◆ **TASK PROMPT**:
Where a picture shows up in the listing below, omit it and output the rest exactly.

____ RECORDS SHOWN

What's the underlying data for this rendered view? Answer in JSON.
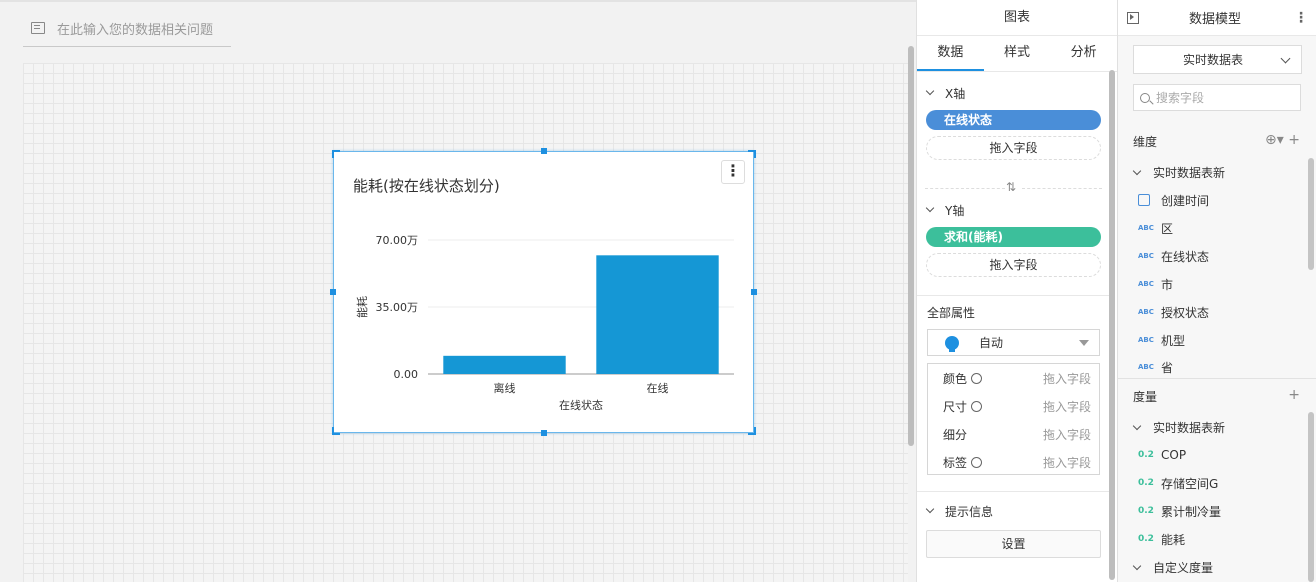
{
  "question": {
    "placeholder": "在此输入您的数据相关问题"
  },
  "chart_card": {
    "title": "能耗(按在线状态划分)",
    "menu_icon": "more-vertical-icon"
  },
  "chart_data": {
    "type": "bar",
    "title": "能耗(按在线状态划分)",
    "categories": [
      "离线",
      "在线"
    ],
    "values": [
      95000,
      620000
    ],
    "xlabel": "在线状态",
    "ylabel": "能耗",
    "ylim": [
      0,
      700000
    ],
    "yticks": [
      {
        "value": 0,
        "label": "0.00"
      },
      {
        "value": 350000,
        "label": "35.00万"
      },
      {
        "value": 700000,
        "label": "70.00万"
      }
    ],
    "bar_color": "#1597d5",
    "grid": true,
    "legend": "none"
  },
  "chart_panel": {
    "title": "图表",
    "tabs": [
      {
        "label": "数据"
      },
      {
        "label": "样式"
      },
      {
        "label": "分析"
      }
    ],
    "x_axis": {
      "label": "X轴",
      "field": "在线状态",
      "field_color": "#4a8ed8",
      "drop": "拖入字段"
    },
    "y_axis": {
      "label": "Y轴",
      "field": "求和(能耗)",
      "field_color": "#3cbf9b",
      "drop": "拖入字段"
    },
    "swap_icon": "swap-vertical-icon",
    "all_props": {
      "label": "全部属性",
      "auto_select": "自动",
      "rows": [
        {
          "label": "颜色",
          "hint": "拖入字段",
          "gear": true
        },
        {
          "label": "尺寸",
          "hint": "拖入字段",
          "gear": true
        },
        {
          "label": "细分",
          "hint": "拖入字段",
          "gear": false
        },
        {
          "label": "标签",
          "hint": "拖入字段",
          "gear": true
        }
      ]
    },
    "tooltip": {
      "label": "提示信息",
      "button": "设置"
    }
  },
  "model_panel": {
    "title": "数据模型",
    "table_select": "实时数据表",
    "search_placeholder": "搜索字段",
    "dimensions": {
      "label": "维度",
      "tools": "⊕▾ +",
      "group": "实时数据表新",
      "fields": [
        {
          "tag": "cal",
          "name": "创建时间"
        },
        {
          "tag": "ABC",
          "name": "区"
        },
        {
          "tag": "ABC",
          "name": "在线状态"
        },
        {
          "tag": "ABC",
          "name": "市"
        },
        {
          "tag": "ABC",
          "name": "授权状态"
        },
        {
          "tag": "ABC",
          "name": "机型"
        },
        {
          "tag": "ABC",
          "name": "省"
        }
      ]
    },
    "measures": {
      "label": "度量",
      "tools": "+",
      "group": "实时数据表新",
      "fields": [
        {
          "tag": "0.2",
          "name": "COP"
        },
        {
          "tag": "0.2",
          "name": "存储空间G"
        },
        {
          "tag": "0.2",
          "name": "累计制冷量"
        },
        {
          "tag": "0.2",
          "name": "能耗"
        }
      ],
      "group2": "自定义度量"
    }
  }
}
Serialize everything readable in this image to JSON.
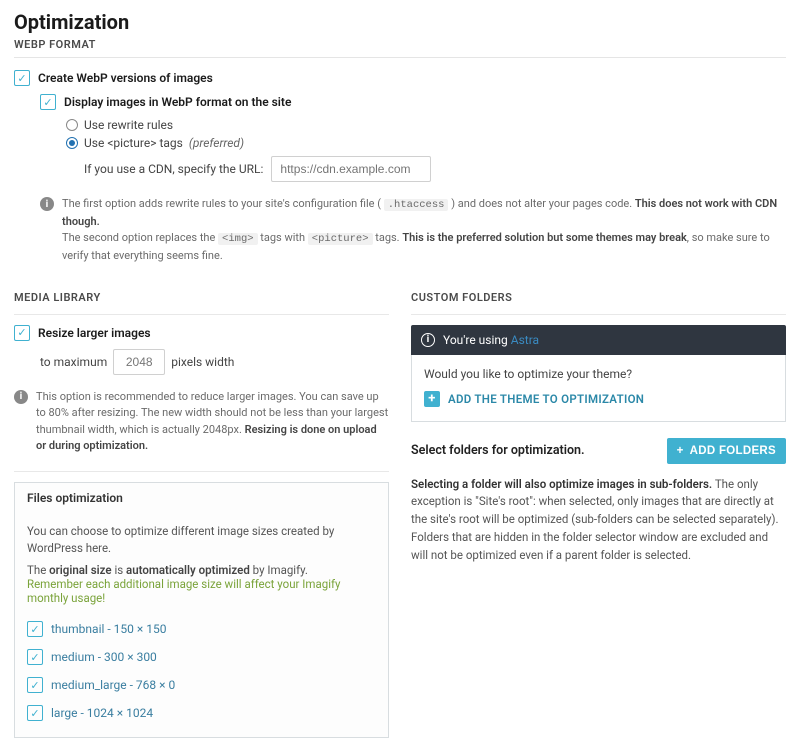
{
  "page": {
    "title": "Optimization"
  },
  "webp": {
    "section_label": "WEBP FORMAT",
    "create_label": "Create WebP versions of images",
    "display_label": "Display images in WebP format on the site",
    "radio_rewrite": "Use rewrite rules",
    "radio_picture": "Use <picture> tags",
    "preferred": "(preferred)",
    "cdn_label": "If you use a CDN, specify the URL:",
    "cdn_placeholder": "https://cdn.example.com",
    "info_line1_a": "The first option adds rewrite rules to your site's configuration file (",
    "info_htaccess": ".htaccess",
    "info_line1_b": ") and does not alter your pages code.",
    "info_line1_bold": "This does not work with CDN though.",
    "info_line2_a": "The second option replaces the",
    "info_img": "<img>",
    "info_line2_b": "tags with",
    "info_picture": "<picture>",
    "info_line2_c": "tags.",
    "info_line2_bold": "This is the preferred solution but some themes may break",
    "info_line2_d": ", so make sure to verify that everything seems fine."
  },
  "media": {
    "section_label": "MEDIA LIBRARY",
    "resize_label": "Resize larger images",
    "to_max": "to maximum",
    "px_value": "2048",
    "px_width": "pixels width",
    "info_a": "This option is recommended to reduce larger images. You can save up to 80% after resizing. The new width should not be less than your largest thumbnail width, which is actually 2048px.",
    "info_bold": "Resizing is done on upload or during optimization."
  },
  "files": {
    "header": "Files optimization",
    "desc": "You can choose to optimize different image sizes created by WordPress here.",
    "auto_a": "The",
    "auto_b": "original size",
    "auto_c": "is",
    "auto_d": "automatically optimized",
    "auto_e": "by Imagify.",
    "warn": "Remember each additional image size will affect your Imagify monthly usage!",
    "sizes": [
      {
        "label": "thumbnail - 150 × 150"
      },
      {
        "label": "medium - 300 × 300"
      },
      {
        "label": "medium_large - 768 × 0"
      },
      {
        "label": "large - 1024 × 1024"
      }
    ]
  },
  "custom": {
    "section_label": "CUSTOM FOLDERS",
    "using": "You're using",
    "theme": "Astra",
    "question": "Would you like to optimize your theme?",
    "add_theme": "ADD THE THEME TO OPTIMIZATION",
    "select_label": "Select folders for optimization.",
    "add_folders": "ADD FOLDERS",
    "desc_lead": "Selecting a folder will also optimize images in sub-folders.",
    "desc_a": "The only exception is \"Site's root\": when selected, only images that are directly at the site's root will be optimized (sub-folders can be selected separately).",
    "desc_b": "Folders that are hidden in the folder selector window are excluded and will not be optimized even if a parent folder is selected."
  }
}
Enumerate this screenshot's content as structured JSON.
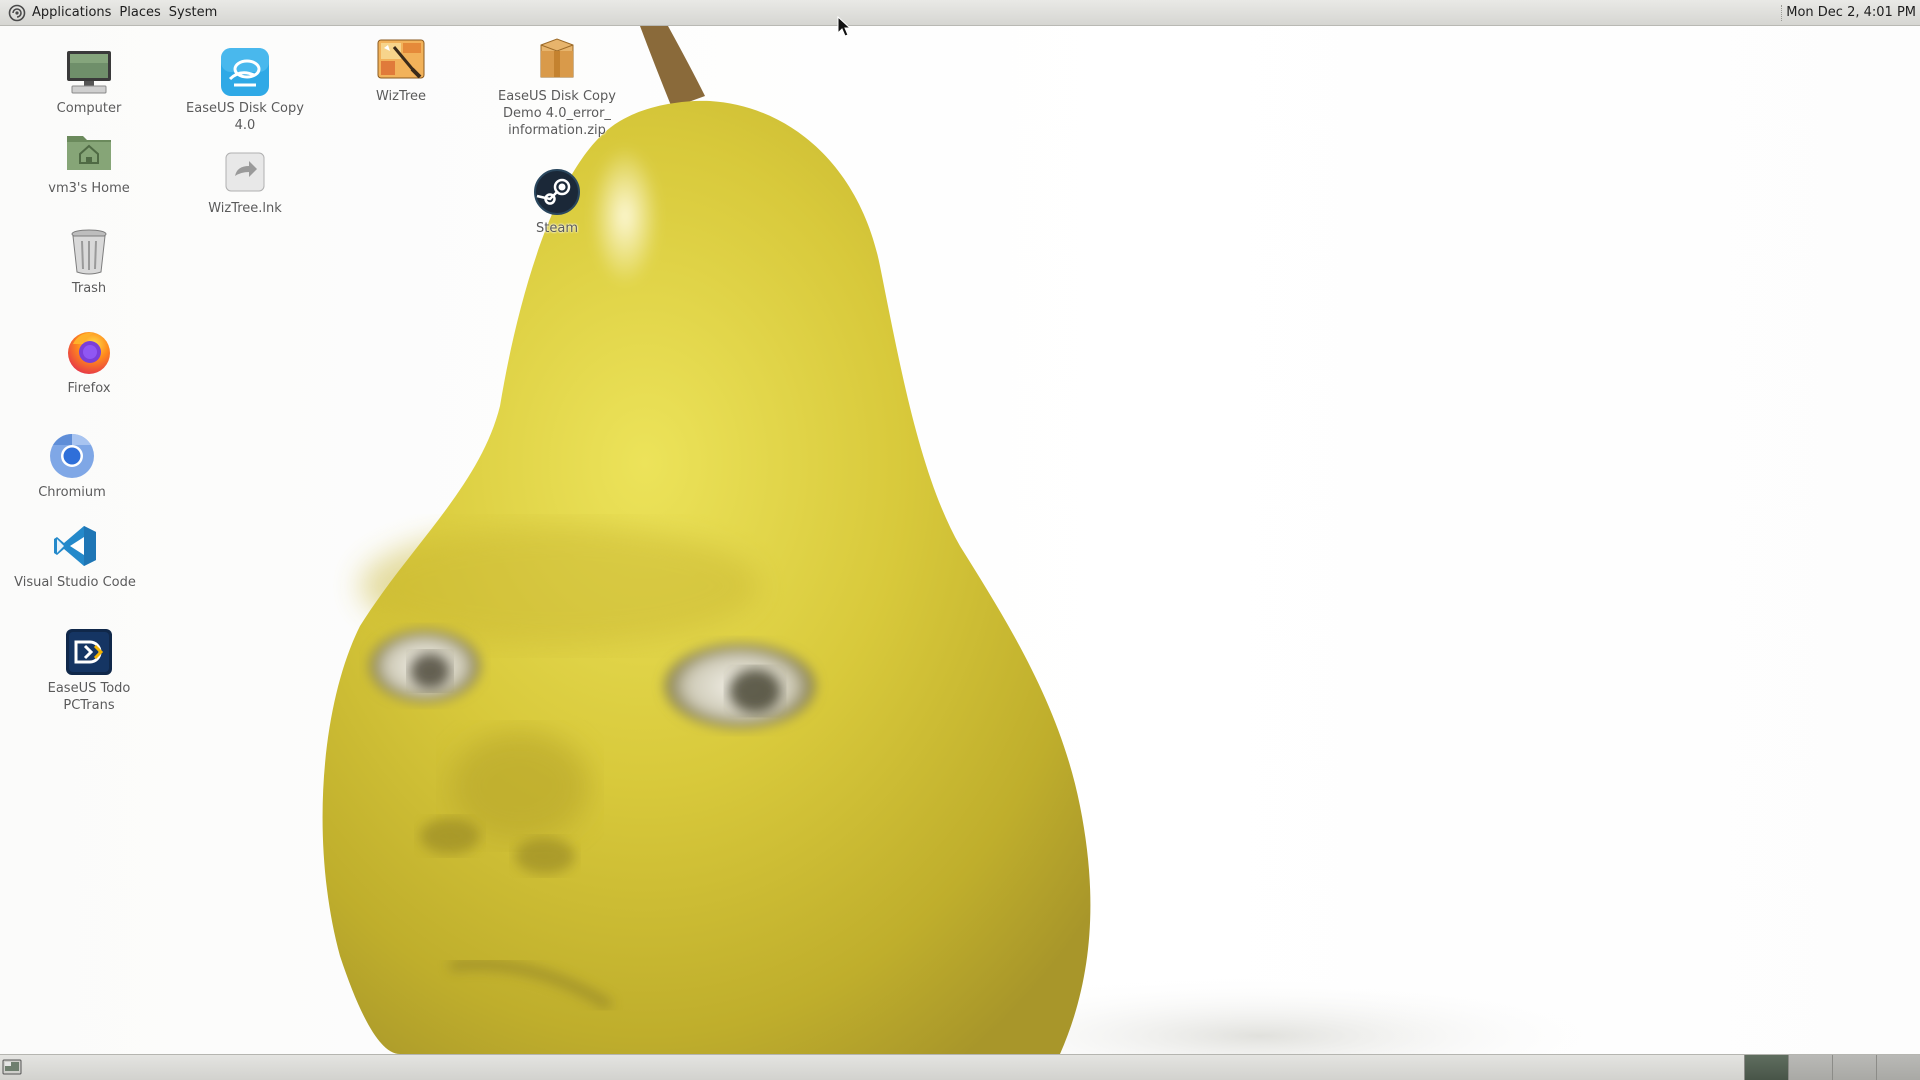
{
  "top_panel": {
    "menus": [
      "Applications",
      "Places",
      "System"
    ],
    "clock": "Mon Dec 2,  4:01 PM"
  },
  "desktop_icons": [
    {
      "name": "computer",
      "icon": "computer-icon",
      "label": "Computer"
    },
    {
      "name": "home",
      "icon": "home-folder-icon",
      "label": "vm3's Home"
    },
    {
      "name": "trash",
      "icon": "trash-icon",
      "label": "Trash"
    },
    {
      "name": "firefox",
      "icon": "firefox-icon",
      "label": "Firefox"
    },
    {
      "name": "chromium",
      "icon": "chromium-icon",
      "label": "Chromium"
    },
    {
      "name": "vscode",
      "icon": "vscode-icon",
      "label": "Visual Studio Code"
    },
    {
      "name": "easeus-todo-pctrans",
      "icon": "pctrans-icon",
      "label": "EaseUS Todo PCTrans"
    },
    {
      "name": "easeus-disk-copy",
      "icon": "disk-copy-icon",
      "label": "EaseUS Disk Copy 4.0"
    },
    {
      "name": "wiztree-lnk",
      "icon": "shortcut-link-icon",
      "label": "WizTree.lnk"
    },
    {
      "name": "wiztree",
      "icon": "wiztree-icon",
      "label": "WizTree"
    },
    {
      "name": "easeus-zip",
      "icon": "zip-archive-icon",
      "label": "EaseUS Disk Copy\nDemo 4.0_error_\ninformation.zip"
    },
    {
      "name": "steam",
      "icon": "steam-icon",
      "label": "Steam"
    }
  ],
  "bottom_panel": {
    "workspace_count": 4,
    "active_workspace": 1
  },
  "colors": {
    "panel": "#dcdcd8",
    "pear": "#d2c43a",
    "workspace_active": "#556255"
  }
}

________

◆ **RESULT FOR THIS TASK**:
What's the underlying data for this rendered view? Answer in JSON.
{
  "question": {
    "placeholder": "在此输入您的数据相关问题"
  },
  "chart_card": {
    "title": "能耗(按在线状态划分)",
    "menu_icon": "more-vertical-icon"
  },
  "chart_data": {
    "type": "bar",
    "title": "能耗(按在线状态划分)",
    "categories": [
      "离线",
      "在线"
    ],
    "values": [
      95000,
      620000
    ],
    "xlabel": "在线状态",
    "ylabel": "能耗",
    "ylim": [
      0,
      700000
    ],
    "yticks": [
      {
        "value": 0,
        "label": "0.00"
      },
      {
        "value": 350000,
        "label": "35.00万"
      },
      {
        "value": 700000,
        "label": "70.00万"
      }
    ],
    "bar_color": "#1597d5",
    "grid": true,
    "legend": "none"
  },
  "chart_panel": {
    "title": "图表",
    "tabs": [
      {
        "label": "数据"
      },
      {
        "label": "样式"
      },
      {
        "label": "分析"
      }
    ],
    "x_axis": {
      "label": "X轴",
      "field": "在线状态",
      "field_color": "#4a8ed8",
      "drop": "拖入字段"
    },
    "y_axis": {
      "label": "Y轴",
      "field": "求和(能耗)",
      "field_color": "#3cbf9b",
      "drop": "拖入字段"
    },
    "swap_icon": "swap-vertical-icon",
    "all_props": {
      "label": "全部属性",
      "auto_select": "自动",
      "rows": [
        {
          "label": "颜色",
          "hint": "拖入字段",
          "gear": true
        },
        {
          "label": "尺寸",
          "hint": "拖入字段",
          "gear": true
        },
        {
          "label": "细分",
          "hint": "拖入字段",
          "gear": false
        },
        {
          "label": "标签",
          "hint": "拖入字段",
          "gear": true
        }
      ]
    },
    "tooltip": {
      "label": "提示信息",
      "button": "设置"
    }
  },
  "model_panel": {
    "title": "数据模型",
    "table_select": "实时数据表",
    "search_placeholder": "搜索字段",
    "dimensions": {
      "label": "维度",
      "tools": "⊕▾ +",
      "group": "实时数据表新",
      "fields": [
        {
          "tag": "cal",
          "name": "创建时间"
        },
        {
          "tag": "ABC",
          "name": "区"
        },
        {
          "tag": "ABC",
          "name": "在线状态"
        },
        {
          "tag": "ABC",
          "name": "市"
        },
        {
          "tag": "ABC",
          "name": "授权状态"
        },
        {
          "tag": "ABC",
          "name": "机型"
        },
        {
          "tag": "ABC",
          "name": "省"
        }
      ]
    },
    "measures": {
      "label": "度量",
      "tools": "+",
      "group": "实时数据表新",
      "fields": [
        {
          "tag": "0.2",
          "name": "COP"
        },
        {
          "tag": "0.2",
          "name": "存储空间G"
        },
        {
          "tag": "0.2",
          "name": "累计制冷量"
        },
        {
          "tag": "0.2",
          "name": "能耗"
        }
      ],
      "group2": "自定义度量"
    }
  }
}
Serialize everything readable in this image to JSON.
{
  "page": {
    "title": "Optimization"
  },
  "webp": {
    "section_label": "WEBP FORMAT",
    "create_label": "Create WebP versions of images",
    "display_label": "Display images in WebP format on the site",
    "radio_rewrite": "Use rewrite rules",
    "radio_picture": "Use <picture> tags",
    "preferred": "(preferred)",
    "cdn_label": "If you use a CDN, specify the URL:",
    "cdn_placeholder": "https://cdn.example.com",
    "info_line1_a": "The first option adds rewrite rules to your site's configuration file (",
    "info_htaccess": ".htaccess",
    "info_line1_b": ") and does not alter your pages code.",
    "info_line1_bold": "This does not work with CDN though.",
    "info_line2_a": "The second option replaces the",
    "info_img": "<img>",
    "info_line2_b": "tags with",
    "info_picture": "<picture>",
    "info_line2_c": "tags.",
    "info_line2_bold": "This is the preferred solution but some themes may break",
    "info_line2_d": ", so make sure to verify that everything seems fine."
  },
  "media": {
    "section_label": "MEDIA LIBRARY",
    "resize_label": "Resize larger images",
    "to_max": "to maximum",
    "px_value": "2048",
    "px_width": "pixels width",
    "info_a": "This option is recommended to reduce larger images. You can save up to 80% after resizing. The new width should not be less than your largest thumbnail width, which is actually 2048px.",
    "info_bold": "Resizing is done on upload or during optimization."
  },
  "files": {
    "header": "Files optimization",
    "desc": "You can choose to optimize different image sizes created by WordPress here.",
    "auto_a": "The",
    "auto_b": "original size",
    "auto_c": "is",
    "auto_d": "automatically optimized",
    "auto_e": "by Imagify.",
    "warn": "Remember each additional image size will affect your Imagify monthly usage!",
    "sizes": [
      {
        "label": "thumbnail - 150 × 150"
      },
      {
        "label": "medium - 300 × 300"
      },
      {
        "label": "medium_large - 768 × 0"
      },
      {
        "label": "large - 1024 × 1024"
      }
    ]
  },
  "custom": {
    "section_label": "CUSTOM FOLDERS",
    "using": "You're using",
    "theme": "Astra",
    "question": "Would you like to optimize your theme?",
    "add_theme": "ADD THE THEME TO OPTIMIZATION",
    "select_label": "Select folders for optimization.",
    "add_folders": "ADD FOLDERS",
    "desc_lead": "Selecting a folder will also optimize images in sub-folders.",
    "desc_a": "The only exception is \"Site's root\": when selected, only images that are directly at the site's root will be optimized (sub-folders can be selected separately).",
    "desc_b": "Folders that are hidden in the folder selector window are excluded and will not be optimized even if a parent folder is selected."
  }
}
Enumerate this screenshot's content as structured JSON.
{
  "top_panel": {
    "menus": [
      "Applications",
      "Places",
      "System"
    ],
    "clock": "Mon Dec 2,  4:01 PM"
  },
  "desktop_icons": [
    {
      "name": "computer",
      "icon": "computer-icon",
      "label": "Computer"
    },
    {
      "name": "home",
      "icon": "home-folder-icon",
      "label": "vm3's Home"
    },
    {
      "name": "trash",
      "icon": "trash-icon",
      "label": "Trash"
    },
    {
      "name": "firefox",
      "icon": "firefox-icon",
      "label": "Firefox"
    },
    {
      "name": "chromium",
      "icon": "chromium-icon",
      "label": "Chromium"
    },
    {
      "name": "vscode",
      "icon": "vscode-icon",
      "label": "Visual Studio Code"
    },
    {
      "name": "easeus-todo-pctrans",
      "icon": "pctrans-icon",
      "label": "EaseUS Todo PCTrans"
    },
    {
      "name": "easeus-disk-copy",
      "icon": "disk-copy-icon",
      "label": "EaseUS Disk Copy 4.0"
    },
    {
      "name": "wiztree-lnk",
      "icon": "shortcut-link-icon",
      "label": "WizTree.lnk"
    },
    {
      "name": "wiztree",
      "icon": "wiztree-icon",
      "label": "WizTree"
    },
    {
      "name": "easeus-zip",
      "icon": "zip-archive-icon",
      "label": "EaseUS Disk Copy\nDemo 4.0_error_\ninformation.zip"
    },
    {
      "name": "steam",
      "icon": "steam-icon",
      "label": "Steam"
    }
  ],
  "bottom_panel": {
    "workspace_count": 4,
    "active_workspace": 1
  },
  "colors": {
    "panel": "#dcdcd8",
    "pear": "#d2c43a",
    "workspace_active": "#556255"
  }
}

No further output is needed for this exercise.